Let's say you order a PlayStation on Amazon, as a Christmas present for your son. This was delivered to your doorstep; your neighbor signed for it, and left it on your front porch.

But then it mysteriously vanished. Now you have to fork out a few hundred bucks more and reorder the same PlayStation, right?

Well, when this happened to an Amazon customer a few years ago, Amazon sent him a new PlayStation for free--he didn't even have to pay for shipping. The best part? They got it to him in time for Christmas.

Now, imagine if you were that Amazon customer. Would you tell all your friends and family how awesome Amazon is, and how it saved your Christmas? Yup. You might even end up a loyal Amazon customer for life.

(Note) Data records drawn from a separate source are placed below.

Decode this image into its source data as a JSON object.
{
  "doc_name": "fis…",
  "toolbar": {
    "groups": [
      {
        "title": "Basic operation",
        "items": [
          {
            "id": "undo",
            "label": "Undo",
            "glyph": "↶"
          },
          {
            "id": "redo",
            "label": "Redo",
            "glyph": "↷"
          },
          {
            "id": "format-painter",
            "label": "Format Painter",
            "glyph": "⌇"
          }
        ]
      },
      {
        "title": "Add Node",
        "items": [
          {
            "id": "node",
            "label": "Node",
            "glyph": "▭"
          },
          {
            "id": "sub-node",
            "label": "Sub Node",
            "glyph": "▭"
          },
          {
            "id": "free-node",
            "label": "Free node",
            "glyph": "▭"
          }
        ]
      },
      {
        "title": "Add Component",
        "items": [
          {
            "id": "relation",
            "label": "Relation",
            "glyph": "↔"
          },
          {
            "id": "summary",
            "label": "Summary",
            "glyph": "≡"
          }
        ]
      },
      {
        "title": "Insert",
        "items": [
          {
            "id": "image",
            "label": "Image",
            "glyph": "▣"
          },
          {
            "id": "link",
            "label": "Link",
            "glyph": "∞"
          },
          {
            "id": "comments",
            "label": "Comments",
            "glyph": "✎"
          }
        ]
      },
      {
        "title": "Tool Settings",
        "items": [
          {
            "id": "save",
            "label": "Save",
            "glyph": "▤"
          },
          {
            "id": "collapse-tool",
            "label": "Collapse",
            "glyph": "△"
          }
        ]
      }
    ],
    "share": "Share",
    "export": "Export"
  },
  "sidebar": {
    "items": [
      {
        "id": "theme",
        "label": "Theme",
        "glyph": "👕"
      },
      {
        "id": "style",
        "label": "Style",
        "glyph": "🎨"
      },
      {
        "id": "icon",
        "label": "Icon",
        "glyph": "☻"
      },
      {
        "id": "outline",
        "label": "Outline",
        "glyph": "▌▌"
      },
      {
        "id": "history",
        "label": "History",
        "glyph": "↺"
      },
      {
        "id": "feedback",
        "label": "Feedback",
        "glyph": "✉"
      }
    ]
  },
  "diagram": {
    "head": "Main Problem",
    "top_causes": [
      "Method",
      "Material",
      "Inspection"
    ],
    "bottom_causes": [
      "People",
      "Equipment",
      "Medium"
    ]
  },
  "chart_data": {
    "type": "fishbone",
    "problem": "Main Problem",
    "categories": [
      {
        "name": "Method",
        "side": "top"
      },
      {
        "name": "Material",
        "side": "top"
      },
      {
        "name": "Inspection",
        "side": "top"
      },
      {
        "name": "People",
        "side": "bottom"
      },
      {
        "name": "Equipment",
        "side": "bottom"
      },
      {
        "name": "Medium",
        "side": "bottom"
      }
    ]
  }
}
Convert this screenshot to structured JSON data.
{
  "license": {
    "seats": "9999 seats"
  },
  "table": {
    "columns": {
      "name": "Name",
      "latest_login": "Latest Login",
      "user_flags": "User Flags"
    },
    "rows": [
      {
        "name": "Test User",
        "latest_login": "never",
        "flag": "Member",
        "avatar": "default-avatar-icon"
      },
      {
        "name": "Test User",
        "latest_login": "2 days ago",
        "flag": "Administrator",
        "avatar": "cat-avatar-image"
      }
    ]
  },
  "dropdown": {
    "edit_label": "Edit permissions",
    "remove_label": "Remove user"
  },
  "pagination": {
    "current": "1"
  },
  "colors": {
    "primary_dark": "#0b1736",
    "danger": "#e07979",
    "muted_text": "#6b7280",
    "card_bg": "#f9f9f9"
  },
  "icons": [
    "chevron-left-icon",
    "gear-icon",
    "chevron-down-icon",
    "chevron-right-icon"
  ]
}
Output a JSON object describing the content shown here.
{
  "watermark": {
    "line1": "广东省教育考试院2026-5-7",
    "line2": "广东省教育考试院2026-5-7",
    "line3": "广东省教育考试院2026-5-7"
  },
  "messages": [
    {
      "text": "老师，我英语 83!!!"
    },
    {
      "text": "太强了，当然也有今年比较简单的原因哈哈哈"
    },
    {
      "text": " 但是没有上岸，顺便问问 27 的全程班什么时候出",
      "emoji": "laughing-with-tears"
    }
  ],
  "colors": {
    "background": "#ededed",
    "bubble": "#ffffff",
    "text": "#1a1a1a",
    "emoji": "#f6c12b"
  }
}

Amazon gets that, which is why it goes the extra mile for customers (even when they don't have to). I came across a Forbes interview the other day, and found in these two sentences spoken by Jeff Bezos a perfect summary of why they are so customer-obsessed:

"It used to be that if you made a customer happy, they would tell five friends. Now, with the megaphone of the internet, whether online customer reviews or social media, they can tell 5,000 friends."

Bezos's insight is spot-on. The power has indeed shifted to the hands of consumers.

Make a customer angry, and you will feel the wrath of the internet.

On the flip side, make a customer happy, and his/her entire social media network will hear about it.

It doesn't take a genius to figure out that customer service can make or break a company. If you want to take your customer service game to the next level, here are a few things that I do at my company that you should be thinking about as well:

1. Make sure the customer is happy from start to end.

It starts with the first call--when they reach out to us to book an appointment--and ends when our technicians finish their jobs and leave their homes. Every employee that this customer interacts with is courteous, friendly, and knowledgeable. We even use a checklist app to make sure that every step in the process is done without mistakes.

2. Survey customers and address any hiccups.

After we're done servicing our customers, we survey them about their experience. We encourage them to leave positive reviews, if they are happy with our services. If there are any customer complaints or negative experiences, I reach out to them personally and make sure that I resolve their complaints right away before it blows up on the internet.  

3. Make highly personalized Amazon-style recommendations.

Using our CRM software, we record all interactions we have with our customers. Based on these data, we follow up systematically, including sending our customers personalized gift cards and offers.

4. Keep an eye on review sites and address all complaints.

We don't just focus on addressing customer complaints. It's about going the extra mile to convert critics into fans. We comment directly on the negative review itself, encouraging the unsatisfied customer to leave his or her phone number or email address, so that we can make things right again.

5. Be customer-obsessed.

Jeff Bezos hits the nail on the head when he explains Amazon's dominance:

"There are many ways to center a business. You can be competitor focused, you can be product focused, you can be technology focused, you can be business model focused, and there are more. But in my view, obsessive customer focus is by far the most protective of Day 1 vitality."  

In fact, I would say this: If you can nail customer experience, you will naturally be more innovative in business. Since you want to make your customers happy, you will think about delivering better products and services that meet their needs. Now, that's the true genius of being customer-obsessed.